Page and application data records:
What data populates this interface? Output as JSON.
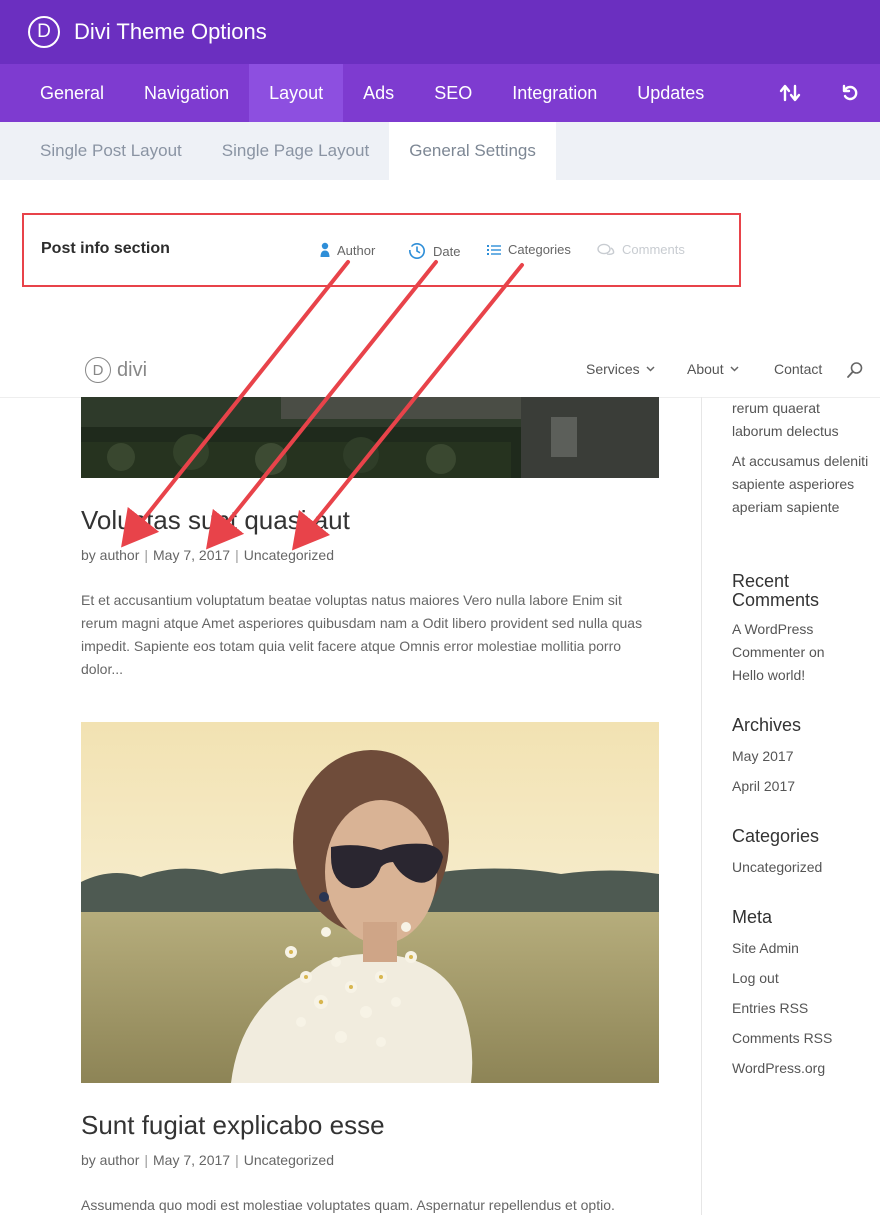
{
  "app": {
    "title": "Divi Theme Options",
    "logo_letter": "D"
  },
  "main_tabs": [
    {
      "label": "General"
    },
    {
      "label": "Navigation"
    },
    {
      "label": "Layout",
      "active": true
    },
    {
      "label": "Ads"
    },
    {
      "label": "SEO"
    },
    {
      "label": "Integration"
    },
    {
      "label": "Updates"
    }
  ],
  "tab_icons": [
    "import-export-icon",
    "reset-icon"
  ],
  "sub_tabs": [
    {
      "label": "Single Post Layout"
    },
    {
      "label": "Single Page Layout"
    },
    {
      "label": "General Settings",
      "active": true
    }
  ],
  "post_info": {
    "title": "Post info section",
    "options": [
      {
        "label": "Author",
        "icon": "user-icon",
        "enabled": true
      },
      {
        "label": "Date",
        "icon": "clock-icon",
        "enabled": true
      },
      {
        "label": "Categories",
        "icon": "list-icon",
        "enabled": true
      },
      {
        "label": "Comments",
        "icon": "comment-icon",
        "enabled": false
      }
    ]
  },
  "site": {
    "logo_letter": "D",
    "logo_text": "divi",
    "nav": [
      {
        "label": "Services",
        "has_dropdown": true
      },
      {
        "label": "About",
        "has_dropdown": true
      },
      {
        "label": "Contact",
        "has_dropdown": false
      }
    ]
  },
  "posts": [
    {
      "title": "Voluptas sunt quasi aut",
      "author": "by author",
      "date": "May 7, 2017",
      "category": "Uncategorized",
      "excerpt": "Et et accusantium voluptatum beatae voluptas natus maiores Vero nulla labore Enim sit rerum magni atque Amet asperiores quibusdam nam a Odit libero provident sed nulla quas impedit. Sapiente eos totam quia velit facere atque Omnis error molestiae mollitia porro dolor..."
    },
    {
      "title": "Sunt fugiat explicabo esse",
      "author": "by author",
      "date": "May 7, 2017",
      "category": "Uncategorized",
      "excerpt": "Assumenda quo modi est molestiae voluptates quam. Aspernatur repellendus et optio."
    }
  ],
  "sidebar": {
    "recent_posts": [
      "rerum quaerat laborum delectus",
      "At accusamus deleniti sapiente asperiores aperiam sapiente"
    ],
    "recent_comments": {
      "title": "Recent Comments",
      "items": [
        "A WordPress Commenter on Hello world!"
      ]
    },
    "archives": {
      "title": "Archives",
      "items": [
        "May 2017",
        "April 2017"
      ]
    },
    "categories": {
      "title": "Categories",
      "items": [
        "Uncategorized"
      ]
    },
    "meta": {
      "title": "Meta",
      "items": [
        "Site Admin",
        "Log out",
        "Entries RSS",
        "Comments RSS",
        "WordPress.org"
      ]
    }
  },
  "colors": {
    "header_purple": "#6b2fc0",
    "tabs_purple": "#7e3bd0",
    "active_tab": "#8d4fe0",
    "highlight_red": "#e8434a",
    "icon_blue": "#2e8ed8"
  }
}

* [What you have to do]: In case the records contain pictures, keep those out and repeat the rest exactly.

* [Output]:
What data populates this interface? Output as JSON.
{
  "app": {
    "title": "Divi Theme Options",
    "logo_letter": "D"
  },
  "main_tabs": [
    {
      "label": "General"
    },
    {
      "label": "Navigation"
    },
    {
      "label": "Layout",
      "active": true
    },
    {
      "label": "Ads"
    },
    {
      "label": "SEO"
    },
    {
      "label": "Integration"
    },
    {
      "label": "Updates"
    }
  ],
  "tab_icons": [
    "import-export-icon",
    "reset-icon"
  ],
  "sub_tabs": [
    {
      "label": "Single Post Layout"
    },
    {
      "label": "Single Page Layout"
    },
    {
      "label": "General Settings",
      "active": true
    }
  ],
  "post_info": {
    "title": "Post info section",
    "options": [
      {
        "label": "Author",
        "icon": "user-icon",
        "enabled": true
      },
      {
        "label": "Date",
        "icon": "clock-icon",
        "enabled": true
      },
      {
        "label": "Categories",
        "icon": "list-icon",
        "enabled": true
      },
      {
        "label": "Comments",
        "icon": "comment-icon",
        "enabled": false
      }
    ]
  },
  "site": {
    "logo_letter": "D",
    "logo_text": "divi",
    "nav": [
      {
        "label": "Services",
        "has_dropdown": true
      },
      {
        "label": "About",
        "has_dropdown": true
      },
      {
        "label": "Contact",
        "has_dropdown": false
      }
    ]
  },
  "posts": [
    {
      "title": "Voluptas sunt quasi aut",
      "author": "by author",
      "date": "May 7, 2017",
      "category": "Uncategorized",
      "excerpt": "Et et accusantium voluptatum beatae voluptas natus maiores Vero nulla labore Enim sit rerum magni atque Amet asperiores quibusdam nam a Odit libero provident sed nulla quas impedit. Sapiente eos totam quia velit facere atque Omnis error molestiae mollitia porro dolor..."
    },
    {
      "title": "Sunt fugiat explicabo esse",
      "author": "by author",
      "date": "May 7, 2017",
      "category": "Uncategorized",
      "excerpt": "Assumenda quo modi est molestiae voluptates quam. Aspernatur repellendus et optio."
    }
  ],
  "sidebar": {
    "recent_posts": [
      "rerum quaerat laborum delectus",
      "At accusamus deleniti sapiente asperiores aperiam sapiente"
    ],
    "recent_comments": {
      "title": "Recent Comments",
      "items": [
        "A WordPress Commenter on Hello world!"
      ]
    },
    "archives": {
      "title": "Archives",
      "items": [
        "May 2017",
        "April 2017"
      ]
    },
    "categories": {
      "title": "Categories",
      "items": [
        "Uncategorized"
      ]
    },
    "meta": {
      "title": "Meta",
      "items": [
        "Site Admin",
        "Log out",
        "Entries RSS",
        "Comments RSS",
        "WordPress.org"
      ]
    }
  },
  "colors": {
    "header_purple": "#6b2fc0",
    "tabs_purple": "#7e3bd0",
    "active_tab": "#8d4fe0",
    "highlight_red": "#e8434a",
    "icon_blue": "#2e8ed8"
  }
}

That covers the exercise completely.